- **Task brief**
Output the full set of records exactly.

■ ■ ■ ■ ■

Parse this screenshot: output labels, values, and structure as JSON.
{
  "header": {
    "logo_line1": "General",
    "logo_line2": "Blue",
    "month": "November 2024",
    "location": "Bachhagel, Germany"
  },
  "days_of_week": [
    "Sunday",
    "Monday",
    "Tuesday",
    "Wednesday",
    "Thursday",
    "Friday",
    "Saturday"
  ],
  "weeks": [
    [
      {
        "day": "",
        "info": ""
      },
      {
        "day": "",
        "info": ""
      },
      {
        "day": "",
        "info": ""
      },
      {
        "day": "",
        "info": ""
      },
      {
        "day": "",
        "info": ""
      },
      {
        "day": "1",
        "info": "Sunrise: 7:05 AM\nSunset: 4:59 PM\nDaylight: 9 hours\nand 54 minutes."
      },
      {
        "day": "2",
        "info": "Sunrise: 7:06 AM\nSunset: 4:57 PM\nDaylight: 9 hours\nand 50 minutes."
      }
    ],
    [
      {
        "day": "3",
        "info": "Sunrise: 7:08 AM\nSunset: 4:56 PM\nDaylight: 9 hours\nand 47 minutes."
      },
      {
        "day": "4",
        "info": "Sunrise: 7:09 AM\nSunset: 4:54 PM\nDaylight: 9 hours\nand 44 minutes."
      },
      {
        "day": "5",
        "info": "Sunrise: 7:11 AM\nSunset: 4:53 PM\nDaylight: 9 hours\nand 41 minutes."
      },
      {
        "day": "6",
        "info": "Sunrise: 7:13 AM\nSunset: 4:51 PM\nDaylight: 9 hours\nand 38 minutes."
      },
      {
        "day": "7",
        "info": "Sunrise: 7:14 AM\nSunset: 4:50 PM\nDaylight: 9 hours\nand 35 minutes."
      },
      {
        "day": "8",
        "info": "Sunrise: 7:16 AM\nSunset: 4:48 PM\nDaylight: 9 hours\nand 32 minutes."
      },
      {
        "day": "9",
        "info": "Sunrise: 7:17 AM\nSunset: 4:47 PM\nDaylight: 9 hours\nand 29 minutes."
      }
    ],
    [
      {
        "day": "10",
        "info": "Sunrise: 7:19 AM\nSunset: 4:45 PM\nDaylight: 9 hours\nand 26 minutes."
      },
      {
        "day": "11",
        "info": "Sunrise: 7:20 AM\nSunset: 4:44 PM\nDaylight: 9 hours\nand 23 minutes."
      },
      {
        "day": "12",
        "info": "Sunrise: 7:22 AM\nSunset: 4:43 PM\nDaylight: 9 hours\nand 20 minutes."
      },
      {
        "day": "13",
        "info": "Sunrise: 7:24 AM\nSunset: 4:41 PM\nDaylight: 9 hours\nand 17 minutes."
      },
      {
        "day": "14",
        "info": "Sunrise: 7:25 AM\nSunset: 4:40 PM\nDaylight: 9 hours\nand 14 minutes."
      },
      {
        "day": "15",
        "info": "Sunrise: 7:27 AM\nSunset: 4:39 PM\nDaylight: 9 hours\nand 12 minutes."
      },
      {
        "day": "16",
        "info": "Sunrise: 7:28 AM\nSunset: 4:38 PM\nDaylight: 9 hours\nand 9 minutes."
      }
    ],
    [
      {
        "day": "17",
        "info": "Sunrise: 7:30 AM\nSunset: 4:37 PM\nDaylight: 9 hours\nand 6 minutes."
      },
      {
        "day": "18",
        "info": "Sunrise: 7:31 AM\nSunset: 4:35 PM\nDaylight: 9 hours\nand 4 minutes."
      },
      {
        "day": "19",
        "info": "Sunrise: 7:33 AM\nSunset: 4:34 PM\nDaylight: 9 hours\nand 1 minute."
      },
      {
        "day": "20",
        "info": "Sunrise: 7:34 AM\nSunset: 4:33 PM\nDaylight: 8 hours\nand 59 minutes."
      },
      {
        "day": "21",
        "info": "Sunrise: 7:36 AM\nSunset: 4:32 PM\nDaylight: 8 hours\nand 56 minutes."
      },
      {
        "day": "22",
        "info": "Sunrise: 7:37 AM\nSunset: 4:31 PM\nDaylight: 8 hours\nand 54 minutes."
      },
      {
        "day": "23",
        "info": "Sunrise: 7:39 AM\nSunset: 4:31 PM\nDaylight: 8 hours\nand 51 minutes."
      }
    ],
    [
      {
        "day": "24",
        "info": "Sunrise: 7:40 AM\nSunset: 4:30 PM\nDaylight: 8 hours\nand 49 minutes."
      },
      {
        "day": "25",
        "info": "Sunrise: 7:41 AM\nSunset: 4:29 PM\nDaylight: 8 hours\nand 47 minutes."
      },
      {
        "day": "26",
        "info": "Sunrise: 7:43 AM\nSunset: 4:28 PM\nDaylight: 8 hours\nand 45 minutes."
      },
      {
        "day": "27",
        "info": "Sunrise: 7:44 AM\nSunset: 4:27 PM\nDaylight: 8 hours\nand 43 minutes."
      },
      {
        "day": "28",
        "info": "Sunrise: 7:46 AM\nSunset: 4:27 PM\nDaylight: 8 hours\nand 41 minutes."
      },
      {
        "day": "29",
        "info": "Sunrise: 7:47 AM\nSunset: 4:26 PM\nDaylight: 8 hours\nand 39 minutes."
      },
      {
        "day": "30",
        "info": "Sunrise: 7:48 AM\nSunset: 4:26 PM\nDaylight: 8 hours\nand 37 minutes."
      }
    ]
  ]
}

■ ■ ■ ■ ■

- **Result**
Parse this screenshot: output labels, values, and structure as JSON.
{
  "header": {
    "logo_line1": "General",
    "logo_line2": "Blue",
    "month": "November 2024",
    "location": "Bachhagel, Germany"
  },
  "days_of_week": [
    "Sunday",
    "Monday",
    "Tuesday",
    "Wednesday",
    "Thursday",
    "Friday",
    "Saturday"
  ],
  "weeks": [
    [
      {
        "day": "",
        "info": ""
      },
      {
        "day": "",
        "info": ""
      },
      {
        "day": "",
        "info": ""
      },
      {
        "day": "",
        "info": ""
      },
      {
        "day": "",
        "info": ""
      },
      {
        "day": "1",
        "info": "Sunrise: 7:05 AM\nSunset: 4:59 PM\nDaylight: 9 hours\nand 54 minutes."
      },
      {
        "day": "2",
        "info": "Sunrise: 7:06 AM\nSunset: 4:57 PM\nDaylight: 9 hours\nand 50 minutes."
      }
    ],
    [
      {
        "day": "3",
        "info": "Sunrise: 7:08 AM\nSunset: 4:56 PM\nDaylight: 9 hours\nand 47 minutes."
      },
      {
        "day": "4",
        "info": "Sunrise: 7:09 AM\nSunset: 4:54 PM\nDaylight: 9 hours\nand 44 minutes."
      },
      {
        "day": "5",
        "info": "Sunrise: 7:11 AM\nSunset: 4:53 PM\nDaylight: 9 hours\nand 41 minutes."
      },
      {
        "day": "6",
        "info": "Sunrise: 7:13 AM\nSunset: 4:51 PM\nDaylight: 9 hours\nand 38 minutes."
      },
      {
        "day": "7",
        "info": "Sunrise: 7:14 AM\nSunset: 4:50 PM\nDaylight: 9 hours\nand 35 minutes."
      },
      {
        "day": "8",
        "info": "Sunrise: 7:16 AM\nSunset: 4:48 PM\nDaylight: 9 hours\nand 32 minutes."
      },
      {
        "day": "9",
        "info": "Sunrise: 7:17 AM\nSunset: 4:47 PM\nDaylight: 9 hours\nand 29 minutes."
      }
    ],
    [
      {
        "day": "10",
        "info": "Sunrise: 7:19 AM\nSunset: 4:45 PM\nDaylight: 9 hours\nand 26 minutes."
      },
      {
        "day": "11",
        "info": "Sunrise: 7:20 AM\nSunset: 4:44 PM\nDaylight: 9 hours\nand 23 minutes."
      },
      {
        "day": "12",
        "info": "Sunrise: 7:22 AM\nSunset: 4:43 PM\nDaylight: 9 hours\nand 20 minutes."
      },
      {
        "day": "13",
        "info": "Sunrise: 7:24 AM\nSunset: 4:41 PM\nDaylight: 9 hours\nand 17 minutes."
      },
      {
        "day": "14",
        "info": "Sunrise: 7:25 AM\nSunset: 4:40 PM\nDaylight: 9 hours\nand 14 minutes."
      },
      {
        "day": "15",
        "info": "Sunrise: 7:27 AM\nSunset: 4:39 PM\nDaylight: 9 hours\nand 12 minutes."
      },
      {
        "day": "16",
        "info": "Sunrise: 7:28 AM\nSunset: 4:38 PM\nDaylight: 9 hours\nand 9 minutes."
      }
    ],
    [
      {
        "day": "17",
        "info": "Sunrise: 7:30 AM\nSunset: 4:37 PM\nDaylight: 9 hours\nand 6 minutes."
      },
      {
        "day": "18",
        "info": "Sunrise: 7:31 AM\nSunset: 4:35 PM\nDaylight: 9 hours\nand 4 minutes."
      },
      {
        "day": "19",
        "info": "Sunrise: 7:33 AM\nSunset: 4:34 PM\nDaylight: 9 hours\nand 1 minute."
      },
      {
        "day": "20",
        "info": "Sunrise: 7:34 AM\nSunset: 4:33 PM\nDaylight: 8 hours\nand 59 minutes."
      },
      {
        "day": "21",
        "info": "Sunrise: 7:36 AM\nSunset: 4:32 PM\nDaylight: 8 hours\nand 56 minutes."
      },
      {
        "day": "22",
        "info": "Sunrise: 7:37 AM\nSunset: 4:31 PM\nDaylight: 8 hours\nand 54 minutes."
      },
      {
        "day": "23",
        "info": "Sunrise: 7:39 AM\nSunset: 4:31 PM\nDaylight: 8 hours\nand 51 minutes."
      }
    ],
    [
      {
        "day": "24",
        "info": "Sunrise: 7:40 AM\nSunset: 4:30 PM\nDaylight: 8 hours\nand 49 minutes."
      },
      {
        "day": "25",
        "info": "Sunrise: 7:41 AM\nSunset: 4:29 PM\nDaylight: 8 hours\nand 47 minutes."
      },
      {
        "day": "26",
        "info": "Sunrise: 7:43 AM\nSunset: 4:28 PM\nDaylight: 8 hours\nand 45 minutes."
      },
      {
        "day": "27",
        "info": "Sunrise: 7:44 AM\nSunset: 4:27 PM\nDaylight: 8 hours\nand 43 minutes."
      },
      {
        "day": "28",
        "info": "Sunrise: 7:46 AM\nSunset: 4:27 PM\nDaylight: 8 hours\nand 41 minutes."
      },
      {
        "day": "29",
        "info": "Sunrise: 7:47 AM\nSunset: 4:26 PM\nDaylight: 8 hours\nand 39 minutes."
      },
      {
        "day": "30",
        "info": "Sunrise: 7:48 AM\nSunset: 4:26 PM\nDaylight: 8 hours\nand 37 minutes."
      }
    ]
  ]
}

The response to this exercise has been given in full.